- Higher Ed is changing too. With LinkedIn, Google, Skillshare, Udemy, and more creating their own certification programs and so forth, traditional universities are taking notice and offering courses and certifications—which are often accredited and can count toward college credits. MIT, Stanford, and Harvard all offer online courses that don’t require more commitment than a few hours a week for a month or two. These certificates can help you get ahead in your current role and make you more competitive when applying to new ones. Because these types of programs and tools are more readily available and affordable, people are more likely to engage them, knowing there will be a positive benefit at the other end. For many, the point is to reboot and get a new job or career. But even if you can’t get a new job with these certifications, taking the courses and becoming certified enables you to satiate your intellectual curiosity.
Some of the cons include:
- It may be less thorough. People are questioning whether online learning can be as rich and effective as in-person classes. Although there are no statistics for that specific question for adult learners, we can extrapolate from the stats we do have. Recent test scores indicate a profound learning loss occurred during 2020 and into 2021. The most significant decline in test scores seems to come from regions with less access to in-person learning. If we can note a decline in learning in students, it stands to reason that the same decline may be present among adult professionals who choose online learning over standard in-person education.
An element of the educational experience is certainly lost when coursework is done online (and, in many cases, asynchronously). You miss out on real-time, in-person discussion and the learning that comes from it. While many courses involve real-time video sessions via Zoom or GoogleMeet, no communication modality is as effective as in-person communication. In-person learning also allows people to debate and challenge one another in real-time. This plays a huge part in helping people learn. You have to really think through what you believe in order to speak up and engage someone else in a healthy debate. It isn’t that this doesn’t happen remotely—it just isn’t happening as much as it does in person.
- It’s hard to judge the value of each course or certification. Can we trust someone’s proficiency in a specific skill or vocation based on a certification from Udemy? Without a set of standards by which all courses need to adhere (like a credentialing agency), how can employers accurately and adequately understand their candidates’ abilities?
What Does This Mean for Entrepreneurs?
We have never had more access to education than we do right now. As people begin educating themselves through these various pathways—be it coding boot camps or YouTube tutorials—our workforce will change. As our workforce becomes more educated and adept at various skills, leaders need to ensure that they, too, are stepping up their intellectual game—and there’s no excuse not to. Online learning is accessible from every device you own—mobile phone, laptop, tablet, etc. Learning on the go is the de facto style. You may not become an expert through online learning, but you can undoubtedly advance your skillset, knowledge set, and therefore more quickly understand the context for your investments.

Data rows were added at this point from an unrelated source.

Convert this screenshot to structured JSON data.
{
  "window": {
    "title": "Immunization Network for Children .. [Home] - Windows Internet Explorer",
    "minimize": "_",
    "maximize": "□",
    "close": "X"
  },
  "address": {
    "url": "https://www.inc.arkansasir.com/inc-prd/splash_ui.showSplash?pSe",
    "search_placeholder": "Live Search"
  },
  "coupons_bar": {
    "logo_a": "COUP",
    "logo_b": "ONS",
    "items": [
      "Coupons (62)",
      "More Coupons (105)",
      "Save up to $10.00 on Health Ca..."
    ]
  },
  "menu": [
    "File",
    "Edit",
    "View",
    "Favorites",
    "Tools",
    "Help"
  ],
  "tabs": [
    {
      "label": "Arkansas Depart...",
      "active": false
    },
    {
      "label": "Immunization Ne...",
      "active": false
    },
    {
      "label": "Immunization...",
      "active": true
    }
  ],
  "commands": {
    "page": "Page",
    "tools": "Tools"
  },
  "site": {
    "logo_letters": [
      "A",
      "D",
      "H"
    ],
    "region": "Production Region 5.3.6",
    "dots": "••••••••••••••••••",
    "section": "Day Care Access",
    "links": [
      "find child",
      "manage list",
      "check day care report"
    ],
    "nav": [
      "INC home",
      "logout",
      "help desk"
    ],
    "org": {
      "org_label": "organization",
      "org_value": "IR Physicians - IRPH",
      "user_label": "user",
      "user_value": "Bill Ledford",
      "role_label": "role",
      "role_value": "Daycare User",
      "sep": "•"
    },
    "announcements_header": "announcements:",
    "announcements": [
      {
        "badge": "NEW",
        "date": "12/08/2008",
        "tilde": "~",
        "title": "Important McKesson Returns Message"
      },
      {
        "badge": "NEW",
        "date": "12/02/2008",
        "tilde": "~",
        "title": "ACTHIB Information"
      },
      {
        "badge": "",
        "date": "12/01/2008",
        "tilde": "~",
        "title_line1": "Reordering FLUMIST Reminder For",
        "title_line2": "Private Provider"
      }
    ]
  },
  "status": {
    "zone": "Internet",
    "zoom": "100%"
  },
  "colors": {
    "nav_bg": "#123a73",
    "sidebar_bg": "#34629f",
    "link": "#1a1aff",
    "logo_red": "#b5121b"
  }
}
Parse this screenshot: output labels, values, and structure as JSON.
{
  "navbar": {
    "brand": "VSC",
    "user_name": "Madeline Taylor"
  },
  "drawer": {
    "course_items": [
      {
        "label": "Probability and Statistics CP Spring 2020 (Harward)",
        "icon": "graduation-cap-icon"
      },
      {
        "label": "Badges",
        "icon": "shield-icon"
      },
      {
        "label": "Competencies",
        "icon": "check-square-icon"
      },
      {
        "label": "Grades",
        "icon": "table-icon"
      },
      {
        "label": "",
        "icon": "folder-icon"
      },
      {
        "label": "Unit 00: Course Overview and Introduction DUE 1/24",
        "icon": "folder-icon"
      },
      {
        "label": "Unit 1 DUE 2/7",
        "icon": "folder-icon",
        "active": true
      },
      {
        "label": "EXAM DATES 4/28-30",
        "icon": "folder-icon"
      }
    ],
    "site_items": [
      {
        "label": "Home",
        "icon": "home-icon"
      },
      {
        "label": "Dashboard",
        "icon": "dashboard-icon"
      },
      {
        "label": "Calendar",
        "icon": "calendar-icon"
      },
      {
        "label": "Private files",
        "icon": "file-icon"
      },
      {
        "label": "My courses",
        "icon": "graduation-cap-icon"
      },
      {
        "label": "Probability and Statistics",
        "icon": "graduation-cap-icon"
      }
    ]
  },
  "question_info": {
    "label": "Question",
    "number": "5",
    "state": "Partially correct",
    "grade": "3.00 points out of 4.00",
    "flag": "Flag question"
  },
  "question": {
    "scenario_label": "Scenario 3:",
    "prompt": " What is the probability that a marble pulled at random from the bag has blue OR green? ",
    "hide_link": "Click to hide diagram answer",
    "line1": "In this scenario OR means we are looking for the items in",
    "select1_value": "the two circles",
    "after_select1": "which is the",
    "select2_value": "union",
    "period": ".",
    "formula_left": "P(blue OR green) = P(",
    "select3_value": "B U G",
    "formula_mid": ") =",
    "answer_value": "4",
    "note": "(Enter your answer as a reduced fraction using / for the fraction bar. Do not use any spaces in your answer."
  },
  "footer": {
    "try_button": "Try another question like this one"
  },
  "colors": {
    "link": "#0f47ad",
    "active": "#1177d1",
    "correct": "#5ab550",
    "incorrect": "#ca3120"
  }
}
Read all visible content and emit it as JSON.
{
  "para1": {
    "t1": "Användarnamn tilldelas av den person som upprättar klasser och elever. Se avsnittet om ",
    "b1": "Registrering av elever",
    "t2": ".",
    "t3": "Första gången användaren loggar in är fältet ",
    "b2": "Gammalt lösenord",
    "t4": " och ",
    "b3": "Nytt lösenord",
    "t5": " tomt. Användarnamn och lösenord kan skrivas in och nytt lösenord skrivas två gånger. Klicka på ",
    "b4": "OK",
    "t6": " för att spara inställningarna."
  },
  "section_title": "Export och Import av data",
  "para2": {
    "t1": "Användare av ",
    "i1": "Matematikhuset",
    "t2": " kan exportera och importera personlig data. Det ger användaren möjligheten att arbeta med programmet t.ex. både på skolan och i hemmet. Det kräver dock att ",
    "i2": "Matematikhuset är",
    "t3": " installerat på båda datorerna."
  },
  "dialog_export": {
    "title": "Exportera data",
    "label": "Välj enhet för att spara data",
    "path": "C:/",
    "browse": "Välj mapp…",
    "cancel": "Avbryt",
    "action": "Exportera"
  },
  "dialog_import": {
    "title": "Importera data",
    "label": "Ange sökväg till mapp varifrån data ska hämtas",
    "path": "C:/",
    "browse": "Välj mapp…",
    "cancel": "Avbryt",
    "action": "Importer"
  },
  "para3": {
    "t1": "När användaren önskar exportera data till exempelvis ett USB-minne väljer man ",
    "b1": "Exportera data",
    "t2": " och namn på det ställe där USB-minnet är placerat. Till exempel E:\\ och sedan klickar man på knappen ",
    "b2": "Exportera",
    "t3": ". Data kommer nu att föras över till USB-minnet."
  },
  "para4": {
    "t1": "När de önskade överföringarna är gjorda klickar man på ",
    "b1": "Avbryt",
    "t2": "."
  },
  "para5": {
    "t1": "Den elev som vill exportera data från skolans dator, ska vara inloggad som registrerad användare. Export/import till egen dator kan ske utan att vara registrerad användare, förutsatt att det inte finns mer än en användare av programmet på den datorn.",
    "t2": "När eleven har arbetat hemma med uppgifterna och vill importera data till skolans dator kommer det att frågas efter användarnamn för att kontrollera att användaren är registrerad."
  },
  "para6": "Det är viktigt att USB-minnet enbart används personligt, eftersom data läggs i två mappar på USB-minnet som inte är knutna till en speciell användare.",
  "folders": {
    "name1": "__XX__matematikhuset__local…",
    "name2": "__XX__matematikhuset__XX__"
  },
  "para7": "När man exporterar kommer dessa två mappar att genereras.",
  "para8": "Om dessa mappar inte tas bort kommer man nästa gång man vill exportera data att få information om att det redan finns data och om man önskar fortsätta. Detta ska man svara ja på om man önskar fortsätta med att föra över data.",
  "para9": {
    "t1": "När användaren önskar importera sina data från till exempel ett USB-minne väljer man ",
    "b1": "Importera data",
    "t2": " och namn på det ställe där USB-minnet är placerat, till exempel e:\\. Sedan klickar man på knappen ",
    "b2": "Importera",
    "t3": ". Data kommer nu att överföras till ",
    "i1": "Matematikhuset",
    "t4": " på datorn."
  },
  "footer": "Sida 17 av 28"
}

Need to know something about a specific subject or industry? Start with a Google search and branch out from there.
At the end of the day, there are other ways to go about learning (versus the four-year collegiate model), which means there has to be another way to go about rebooting your career. The data shows that if you engage in certifications and online learning models, you’re on the fast track to switching careers—or at least finding a job you’re excited about.